Baffling red card reversals leave fans wondering: when will powers that be wake up?

Decisions on Cian Healy and Antoine Dupont cards cause even more confusion on what constitutes foul play

Doctors differ, patients die, an old adage perhaps. A more relevant new one is that when rugby’s judiciary differ with the referee, players survive.

So, the result of the last few days’ work is that Cian Healy is free to play against Racing in the Heineken Champions Cup this weekend and Toulouse’s Antoine Dupont can line out against Munster. If either of these two key players plays a pivotal role, then their opponents will have every reason to shake their heads in bewilderment.

Let’s look at the Healy incident, and the reasons for the crucial difference of opinion with referee Christophe Ridley. The first thing to note is that the judicial panel agreed that there was foul play, but of the yellow variety, not red. The reasoning then states that there was sufficient evidence to overrule the referee. Here they start to play with fire - unless there is compelling (very, very different from ‘sufficient’) evidence then surely the original decision should stand. In other words, unless the referee clearly screws up, in which case it should be politely said, then the on-pitch decision needs to be confirmed.

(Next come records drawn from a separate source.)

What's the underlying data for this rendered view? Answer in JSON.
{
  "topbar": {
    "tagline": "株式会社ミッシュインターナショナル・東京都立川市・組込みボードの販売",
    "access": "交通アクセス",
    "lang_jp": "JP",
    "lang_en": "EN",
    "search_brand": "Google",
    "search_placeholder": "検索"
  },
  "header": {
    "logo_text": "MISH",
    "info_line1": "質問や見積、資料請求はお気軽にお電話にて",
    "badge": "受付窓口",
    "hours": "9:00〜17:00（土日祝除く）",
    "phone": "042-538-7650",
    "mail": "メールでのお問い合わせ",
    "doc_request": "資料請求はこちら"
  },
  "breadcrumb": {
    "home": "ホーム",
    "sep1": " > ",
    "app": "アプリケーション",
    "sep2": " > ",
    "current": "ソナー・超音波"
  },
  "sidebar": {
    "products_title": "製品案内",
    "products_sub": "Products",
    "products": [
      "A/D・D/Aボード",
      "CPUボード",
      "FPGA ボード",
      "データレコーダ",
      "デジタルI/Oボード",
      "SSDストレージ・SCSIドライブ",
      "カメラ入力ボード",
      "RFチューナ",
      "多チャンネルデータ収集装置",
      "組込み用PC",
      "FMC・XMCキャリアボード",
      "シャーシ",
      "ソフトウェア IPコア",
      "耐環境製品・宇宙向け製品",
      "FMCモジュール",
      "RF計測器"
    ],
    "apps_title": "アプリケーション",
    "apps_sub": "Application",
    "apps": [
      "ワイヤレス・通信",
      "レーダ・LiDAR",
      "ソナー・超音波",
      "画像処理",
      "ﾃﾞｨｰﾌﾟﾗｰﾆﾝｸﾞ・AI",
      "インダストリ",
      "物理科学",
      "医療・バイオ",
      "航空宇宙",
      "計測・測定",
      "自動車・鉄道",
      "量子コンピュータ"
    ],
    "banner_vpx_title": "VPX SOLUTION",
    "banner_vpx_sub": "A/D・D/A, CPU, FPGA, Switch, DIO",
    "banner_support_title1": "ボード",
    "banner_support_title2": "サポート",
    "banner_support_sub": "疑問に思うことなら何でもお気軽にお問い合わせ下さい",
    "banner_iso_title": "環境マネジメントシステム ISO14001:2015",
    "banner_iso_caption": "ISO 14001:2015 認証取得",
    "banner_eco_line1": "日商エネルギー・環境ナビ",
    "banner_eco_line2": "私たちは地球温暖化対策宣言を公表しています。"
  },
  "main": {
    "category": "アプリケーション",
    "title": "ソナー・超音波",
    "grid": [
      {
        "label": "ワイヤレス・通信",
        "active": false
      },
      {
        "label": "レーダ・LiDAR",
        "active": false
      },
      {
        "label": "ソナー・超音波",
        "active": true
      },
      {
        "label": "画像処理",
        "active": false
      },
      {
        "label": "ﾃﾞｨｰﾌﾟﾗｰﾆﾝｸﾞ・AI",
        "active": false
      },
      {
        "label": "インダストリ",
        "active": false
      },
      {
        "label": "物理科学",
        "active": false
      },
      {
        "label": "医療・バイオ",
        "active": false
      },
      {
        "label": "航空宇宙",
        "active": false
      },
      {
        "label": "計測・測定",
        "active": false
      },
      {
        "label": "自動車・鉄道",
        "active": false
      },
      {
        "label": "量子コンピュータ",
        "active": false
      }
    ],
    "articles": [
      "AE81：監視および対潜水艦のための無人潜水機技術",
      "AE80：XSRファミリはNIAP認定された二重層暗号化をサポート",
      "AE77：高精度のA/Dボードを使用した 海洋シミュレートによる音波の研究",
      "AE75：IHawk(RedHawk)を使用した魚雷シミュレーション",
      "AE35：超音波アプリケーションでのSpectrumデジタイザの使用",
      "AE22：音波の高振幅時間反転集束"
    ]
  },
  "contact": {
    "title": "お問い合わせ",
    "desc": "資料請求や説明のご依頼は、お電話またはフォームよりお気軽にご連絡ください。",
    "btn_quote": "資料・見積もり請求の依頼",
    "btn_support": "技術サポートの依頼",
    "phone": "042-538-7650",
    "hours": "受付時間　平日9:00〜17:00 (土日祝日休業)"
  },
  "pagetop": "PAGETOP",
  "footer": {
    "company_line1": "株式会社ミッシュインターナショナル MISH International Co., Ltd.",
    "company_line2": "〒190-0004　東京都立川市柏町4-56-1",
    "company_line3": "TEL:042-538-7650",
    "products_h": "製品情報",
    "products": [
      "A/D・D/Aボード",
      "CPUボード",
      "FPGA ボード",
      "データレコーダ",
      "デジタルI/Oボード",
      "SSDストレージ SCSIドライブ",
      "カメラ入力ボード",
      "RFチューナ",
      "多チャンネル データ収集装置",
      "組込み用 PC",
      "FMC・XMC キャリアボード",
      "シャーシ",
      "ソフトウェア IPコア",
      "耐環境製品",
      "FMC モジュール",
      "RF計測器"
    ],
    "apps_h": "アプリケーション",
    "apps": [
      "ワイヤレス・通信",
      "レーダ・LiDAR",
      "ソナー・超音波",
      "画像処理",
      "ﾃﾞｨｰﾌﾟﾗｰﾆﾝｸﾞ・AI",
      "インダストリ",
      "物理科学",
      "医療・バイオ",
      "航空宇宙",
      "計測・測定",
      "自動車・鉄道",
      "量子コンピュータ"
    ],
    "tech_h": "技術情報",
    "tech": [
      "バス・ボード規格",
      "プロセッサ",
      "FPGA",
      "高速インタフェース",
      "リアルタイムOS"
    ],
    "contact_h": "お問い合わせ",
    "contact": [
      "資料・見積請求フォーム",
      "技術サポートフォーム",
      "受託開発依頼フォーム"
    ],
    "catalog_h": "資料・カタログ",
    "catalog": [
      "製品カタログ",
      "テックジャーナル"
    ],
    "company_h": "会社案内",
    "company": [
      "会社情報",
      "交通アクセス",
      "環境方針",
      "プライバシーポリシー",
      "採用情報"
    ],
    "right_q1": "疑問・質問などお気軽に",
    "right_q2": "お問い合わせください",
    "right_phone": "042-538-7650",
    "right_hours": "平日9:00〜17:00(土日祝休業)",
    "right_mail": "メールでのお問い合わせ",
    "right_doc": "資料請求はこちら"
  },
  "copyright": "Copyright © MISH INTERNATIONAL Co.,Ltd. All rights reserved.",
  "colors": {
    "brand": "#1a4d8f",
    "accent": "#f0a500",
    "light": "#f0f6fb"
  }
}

More playing with fire is contained in some of the stated reasons: Healy was passive, not moving forward, that Ulster’s Tom Stewart had dipped and changed direction. Hells bells, where are we going with all of this? Certainly not away from dangerous challenges, with little incentive for players to change behaviour if these milk-toast judicial outcomes are available to them.


The fact that Healy was not moving forward is very dangerous ground for mitigation - try parking your car in the middle of the road. He was upright, made no attempt to bend into the tackle, and severe direct head contact occurred. If there was any change of direction, or dip, by Stewart, these were infinitesimal. And that Healy appeared to have a high degree of control borders on the risible. All of that should have seen the end of things. But no, the panel could only see yellow.

Ridley had analysed the situation perfectly well in accordance with World Rugby protocols and in the view of many, myself included, was absolutely correct to produce a red card. But where to now for Ridley and his fellow officials? Does this create a precedent and will this ruling be used as a future yardstick? Please, gentlemen, stick to your guns, do not be influenced by incomprehensible judicial judgements which are in conflict with your own interpretation.

Meanwhile, Antoine Dupont’s red card (France v South Africa) was appealed. Don’t forget that he tipped over Cheslin Kolbe who was high in the air at the time. Sure, Dupont may well have been looking at the ball, but he never had a snowball’s chance in hell of contesting it. Kolbe landed head first and was fortunate to avoid serious injury.

Nonetheless, another red card was rendered meaningless with Dupont’s net suspension conveniently reduced from four to two weeks. Meanwhile, we, the confused and angry, are left wondering what will make those in high places wake up.

Hopefully, they do not require an injury of catastrophic proportions before the alarm bell rings loud. Because, by then, it will be too late.